A Nevada Department of Transportation rest area north of Holbrook had been the site of several bear sightings and bear/vehicle encounters on the nearby highway, Lackey said, but highway officials cooperated with wildlife department requests to make a few changes that have already made a difference.

“We asked them to remove or bearproof their garbage cans, and they were very cooperative,” he said. “We appreciate it. We’ve had several bears hit and killed near there in the last four years.”

n Changing routines. Lackey said TRE has not regularly been the site of bear encounters in the past, but if they become more frequent, residents there may want to look into changing their garbage routines, much like Foothill and Lake residents have.

“People have to keep their garbage inside and then get up early to put it out on trash day, rather than leave it out all night,” he said. “Or, they can use the bearproof containers – you can get them at Home Depot.”

Pat Flesner, a resident of TRE with her husband George, said Thursday night a bear visited her yard while they slept.

“We’ve lived here 14 years and this is the first time we’ve had a bear,” she said. “It was trash night and the garbage was out. The bear not only got into that, it also damaged all my bird feeders. It startles you when you look out and see all that destruction.”

Flesner said the next two nights, a bear visited her neighbor’s yard.

“We told all our neighbors right away about it,” she said. “The neighbor above us had a bag of hen scratch and the next night, he actually heard the bear rip the bag apart. The third night, the bear came back to the same man’s yard and managed to get in the sun porch, but no farther.”

Lackey said it only takes one food item to attract bears to a yard.

“Bears are smart – they remember where they find food,” he said. “What people can do is to not leave anything out for them to eat and encourage their neighbors to do the same. They could also look into the possibility of renting a common dumpster from Douglas Disposal.”

The Nevada Department of Wildlife sent circulars for TRE residents after they reported the bear, Flesner said.

“One of the things in the fliers that I didn’t know was that you’re supposed to spray ammonia around the trash cans,” she said. “The fliers also suggested taking in bird feeders at night, which is what I’ve been doing.”

Lackey said area bears usually start to den up between the end of November to mid-December.

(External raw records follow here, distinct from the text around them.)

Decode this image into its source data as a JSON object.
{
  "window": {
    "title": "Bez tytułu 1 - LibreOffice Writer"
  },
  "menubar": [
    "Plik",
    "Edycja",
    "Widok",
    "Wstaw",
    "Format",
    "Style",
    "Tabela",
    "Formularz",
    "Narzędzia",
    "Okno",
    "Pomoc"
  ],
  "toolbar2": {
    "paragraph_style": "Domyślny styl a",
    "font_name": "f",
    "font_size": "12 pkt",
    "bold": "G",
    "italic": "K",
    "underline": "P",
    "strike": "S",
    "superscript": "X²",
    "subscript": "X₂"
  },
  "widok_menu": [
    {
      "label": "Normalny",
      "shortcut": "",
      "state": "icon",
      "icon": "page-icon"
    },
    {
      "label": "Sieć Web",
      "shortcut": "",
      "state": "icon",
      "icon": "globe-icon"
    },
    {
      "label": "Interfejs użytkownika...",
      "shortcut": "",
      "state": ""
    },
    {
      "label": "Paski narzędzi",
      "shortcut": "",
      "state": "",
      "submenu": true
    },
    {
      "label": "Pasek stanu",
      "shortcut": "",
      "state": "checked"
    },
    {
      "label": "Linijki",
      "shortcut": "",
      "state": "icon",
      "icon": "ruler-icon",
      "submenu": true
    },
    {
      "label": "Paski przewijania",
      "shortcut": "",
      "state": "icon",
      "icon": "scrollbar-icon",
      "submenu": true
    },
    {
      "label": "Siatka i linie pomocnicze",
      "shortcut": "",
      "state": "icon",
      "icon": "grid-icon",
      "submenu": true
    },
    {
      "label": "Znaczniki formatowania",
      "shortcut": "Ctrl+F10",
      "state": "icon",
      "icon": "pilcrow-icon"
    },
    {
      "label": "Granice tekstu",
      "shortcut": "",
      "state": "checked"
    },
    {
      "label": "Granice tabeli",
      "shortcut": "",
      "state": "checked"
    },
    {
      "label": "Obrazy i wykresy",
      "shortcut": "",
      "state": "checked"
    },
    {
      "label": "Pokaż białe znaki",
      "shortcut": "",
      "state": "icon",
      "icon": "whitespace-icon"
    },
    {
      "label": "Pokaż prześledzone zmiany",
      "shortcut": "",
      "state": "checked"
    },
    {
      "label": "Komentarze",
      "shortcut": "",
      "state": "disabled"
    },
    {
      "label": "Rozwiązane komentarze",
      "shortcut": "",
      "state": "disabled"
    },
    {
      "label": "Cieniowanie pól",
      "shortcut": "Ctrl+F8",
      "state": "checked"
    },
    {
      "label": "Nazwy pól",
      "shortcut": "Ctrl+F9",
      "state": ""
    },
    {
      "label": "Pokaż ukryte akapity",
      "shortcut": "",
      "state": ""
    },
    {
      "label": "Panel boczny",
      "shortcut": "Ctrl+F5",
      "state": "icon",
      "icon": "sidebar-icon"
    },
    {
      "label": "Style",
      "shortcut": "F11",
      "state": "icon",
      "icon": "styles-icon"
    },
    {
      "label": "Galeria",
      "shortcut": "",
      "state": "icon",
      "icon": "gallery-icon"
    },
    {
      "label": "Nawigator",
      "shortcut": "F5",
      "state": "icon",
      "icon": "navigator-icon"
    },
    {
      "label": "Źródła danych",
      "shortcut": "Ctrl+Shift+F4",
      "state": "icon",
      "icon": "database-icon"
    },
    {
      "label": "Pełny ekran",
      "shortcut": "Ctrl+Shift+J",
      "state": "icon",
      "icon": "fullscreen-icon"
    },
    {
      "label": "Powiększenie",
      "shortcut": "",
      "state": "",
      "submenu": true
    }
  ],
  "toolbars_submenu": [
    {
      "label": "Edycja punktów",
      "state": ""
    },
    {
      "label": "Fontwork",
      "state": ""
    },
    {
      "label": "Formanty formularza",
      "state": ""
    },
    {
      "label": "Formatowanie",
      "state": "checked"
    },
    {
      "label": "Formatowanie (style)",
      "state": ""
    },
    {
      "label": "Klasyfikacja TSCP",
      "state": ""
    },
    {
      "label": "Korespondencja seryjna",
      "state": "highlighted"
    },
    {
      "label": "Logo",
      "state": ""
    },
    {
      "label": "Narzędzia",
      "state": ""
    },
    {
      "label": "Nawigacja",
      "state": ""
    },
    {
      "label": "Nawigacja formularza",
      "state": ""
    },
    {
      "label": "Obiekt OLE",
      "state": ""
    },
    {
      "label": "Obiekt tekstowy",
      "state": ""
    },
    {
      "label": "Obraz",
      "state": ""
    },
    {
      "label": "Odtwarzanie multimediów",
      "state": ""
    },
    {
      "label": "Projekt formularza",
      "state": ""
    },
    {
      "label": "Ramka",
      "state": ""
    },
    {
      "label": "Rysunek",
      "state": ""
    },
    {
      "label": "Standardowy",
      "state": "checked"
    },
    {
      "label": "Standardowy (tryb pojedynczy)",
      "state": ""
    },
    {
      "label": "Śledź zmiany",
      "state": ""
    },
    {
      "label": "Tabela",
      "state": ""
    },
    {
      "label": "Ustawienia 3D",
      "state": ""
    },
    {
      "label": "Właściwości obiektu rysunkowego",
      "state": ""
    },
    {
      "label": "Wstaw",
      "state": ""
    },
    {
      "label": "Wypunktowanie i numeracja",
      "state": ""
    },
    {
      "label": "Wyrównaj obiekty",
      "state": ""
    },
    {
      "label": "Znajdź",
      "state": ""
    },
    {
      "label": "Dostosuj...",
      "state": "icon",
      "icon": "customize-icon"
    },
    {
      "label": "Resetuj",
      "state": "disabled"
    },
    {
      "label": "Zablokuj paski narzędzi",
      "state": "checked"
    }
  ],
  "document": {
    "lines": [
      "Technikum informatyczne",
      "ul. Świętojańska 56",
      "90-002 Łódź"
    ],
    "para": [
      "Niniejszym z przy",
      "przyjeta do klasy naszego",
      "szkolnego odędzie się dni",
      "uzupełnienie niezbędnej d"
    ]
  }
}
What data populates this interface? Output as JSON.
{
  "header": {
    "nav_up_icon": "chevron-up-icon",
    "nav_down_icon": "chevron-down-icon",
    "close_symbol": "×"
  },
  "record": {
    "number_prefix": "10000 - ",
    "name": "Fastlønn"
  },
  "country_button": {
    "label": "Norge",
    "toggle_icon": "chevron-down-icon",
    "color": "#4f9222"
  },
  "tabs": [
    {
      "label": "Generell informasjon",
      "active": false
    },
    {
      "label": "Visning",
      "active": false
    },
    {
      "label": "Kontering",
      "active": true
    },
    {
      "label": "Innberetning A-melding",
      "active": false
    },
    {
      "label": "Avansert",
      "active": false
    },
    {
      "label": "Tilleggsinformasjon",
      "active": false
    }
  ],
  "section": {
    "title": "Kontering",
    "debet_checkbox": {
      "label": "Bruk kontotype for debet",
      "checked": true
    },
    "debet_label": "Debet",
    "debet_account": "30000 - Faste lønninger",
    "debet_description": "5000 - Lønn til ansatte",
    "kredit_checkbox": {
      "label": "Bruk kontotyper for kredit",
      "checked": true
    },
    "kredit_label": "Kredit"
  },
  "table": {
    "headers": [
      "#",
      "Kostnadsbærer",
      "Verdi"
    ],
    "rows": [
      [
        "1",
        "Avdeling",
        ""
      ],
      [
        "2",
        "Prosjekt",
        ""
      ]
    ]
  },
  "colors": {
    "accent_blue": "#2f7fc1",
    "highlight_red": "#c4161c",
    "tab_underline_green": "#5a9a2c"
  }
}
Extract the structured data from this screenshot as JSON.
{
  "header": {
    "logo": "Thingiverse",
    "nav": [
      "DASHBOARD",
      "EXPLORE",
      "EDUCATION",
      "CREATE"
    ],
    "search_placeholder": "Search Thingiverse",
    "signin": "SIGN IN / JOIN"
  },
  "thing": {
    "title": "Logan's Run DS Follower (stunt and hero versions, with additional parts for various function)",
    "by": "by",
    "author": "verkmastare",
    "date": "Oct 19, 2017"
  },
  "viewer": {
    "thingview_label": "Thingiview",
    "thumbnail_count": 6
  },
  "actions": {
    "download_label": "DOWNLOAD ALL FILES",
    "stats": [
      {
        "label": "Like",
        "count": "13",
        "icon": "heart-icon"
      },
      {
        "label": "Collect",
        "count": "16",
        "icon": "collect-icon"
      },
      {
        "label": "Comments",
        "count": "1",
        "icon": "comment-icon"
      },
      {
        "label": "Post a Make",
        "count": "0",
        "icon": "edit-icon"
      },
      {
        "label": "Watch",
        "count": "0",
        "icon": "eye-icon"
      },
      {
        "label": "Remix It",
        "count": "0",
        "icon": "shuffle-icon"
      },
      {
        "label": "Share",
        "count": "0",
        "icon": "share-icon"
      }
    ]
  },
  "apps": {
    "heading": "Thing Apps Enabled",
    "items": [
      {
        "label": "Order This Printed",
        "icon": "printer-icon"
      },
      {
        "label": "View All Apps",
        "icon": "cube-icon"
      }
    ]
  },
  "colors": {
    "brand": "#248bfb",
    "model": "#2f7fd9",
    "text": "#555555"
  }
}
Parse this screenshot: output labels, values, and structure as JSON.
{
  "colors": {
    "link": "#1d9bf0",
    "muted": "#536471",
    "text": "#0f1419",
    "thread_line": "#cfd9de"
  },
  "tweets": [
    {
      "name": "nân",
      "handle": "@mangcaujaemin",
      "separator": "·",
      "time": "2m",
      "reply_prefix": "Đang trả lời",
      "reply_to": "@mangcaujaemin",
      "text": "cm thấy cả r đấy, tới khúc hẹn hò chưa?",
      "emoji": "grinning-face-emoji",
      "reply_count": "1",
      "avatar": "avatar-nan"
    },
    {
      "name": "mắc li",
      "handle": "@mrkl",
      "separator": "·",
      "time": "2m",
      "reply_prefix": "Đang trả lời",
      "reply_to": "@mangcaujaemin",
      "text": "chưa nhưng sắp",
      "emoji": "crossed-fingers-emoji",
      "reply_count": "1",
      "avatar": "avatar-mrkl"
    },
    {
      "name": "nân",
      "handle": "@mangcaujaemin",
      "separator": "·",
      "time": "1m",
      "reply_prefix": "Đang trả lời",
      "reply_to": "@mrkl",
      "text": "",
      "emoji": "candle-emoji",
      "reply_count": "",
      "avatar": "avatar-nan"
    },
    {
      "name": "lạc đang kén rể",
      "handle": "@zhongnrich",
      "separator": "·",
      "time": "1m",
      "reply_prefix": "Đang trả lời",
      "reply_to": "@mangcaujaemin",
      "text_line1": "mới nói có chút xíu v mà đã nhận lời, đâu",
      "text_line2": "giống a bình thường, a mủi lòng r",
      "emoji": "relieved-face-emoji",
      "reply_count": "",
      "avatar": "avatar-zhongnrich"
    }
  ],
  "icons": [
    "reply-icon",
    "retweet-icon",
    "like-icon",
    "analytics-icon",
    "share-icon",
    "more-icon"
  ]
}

“It’s getting late, but we’ve seen some bears that look for the most part like they were heading in to hibernate. If the temperature drops some more, they’ll go in,” he said.

For information or reports on bears, call (775) 423-3171.